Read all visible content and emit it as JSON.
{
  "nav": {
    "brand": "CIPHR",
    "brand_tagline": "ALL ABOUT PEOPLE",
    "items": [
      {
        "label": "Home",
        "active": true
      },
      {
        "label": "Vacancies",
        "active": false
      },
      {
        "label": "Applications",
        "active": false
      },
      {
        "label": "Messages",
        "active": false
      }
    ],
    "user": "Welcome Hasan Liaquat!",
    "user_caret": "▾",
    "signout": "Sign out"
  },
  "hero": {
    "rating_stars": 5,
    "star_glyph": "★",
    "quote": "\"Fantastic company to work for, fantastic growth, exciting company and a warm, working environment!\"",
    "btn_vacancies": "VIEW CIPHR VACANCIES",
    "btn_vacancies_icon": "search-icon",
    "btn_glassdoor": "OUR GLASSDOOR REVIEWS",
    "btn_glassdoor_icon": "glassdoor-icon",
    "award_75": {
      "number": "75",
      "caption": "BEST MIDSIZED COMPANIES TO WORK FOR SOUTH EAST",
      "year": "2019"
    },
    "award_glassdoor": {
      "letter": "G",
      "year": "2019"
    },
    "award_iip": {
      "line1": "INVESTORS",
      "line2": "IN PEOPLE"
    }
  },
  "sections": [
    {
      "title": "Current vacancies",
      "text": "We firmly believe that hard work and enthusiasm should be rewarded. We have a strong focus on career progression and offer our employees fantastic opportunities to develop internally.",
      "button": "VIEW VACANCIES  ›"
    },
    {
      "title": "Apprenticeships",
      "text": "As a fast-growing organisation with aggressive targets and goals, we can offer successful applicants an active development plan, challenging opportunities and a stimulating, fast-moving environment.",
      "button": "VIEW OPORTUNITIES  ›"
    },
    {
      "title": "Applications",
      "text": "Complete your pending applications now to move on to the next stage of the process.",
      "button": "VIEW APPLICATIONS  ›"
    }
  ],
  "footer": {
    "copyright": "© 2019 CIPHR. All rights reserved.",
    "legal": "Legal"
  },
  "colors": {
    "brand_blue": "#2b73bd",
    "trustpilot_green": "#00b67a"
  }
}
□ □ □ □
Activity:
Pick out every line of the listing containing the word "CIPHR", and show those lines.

Response:
    "brand": "CIPHR",
    "btn_vacancies": "VIEW CIPHR VACANCIES",
    "copyright": "© 2019 CIPHR. All rights reserved.",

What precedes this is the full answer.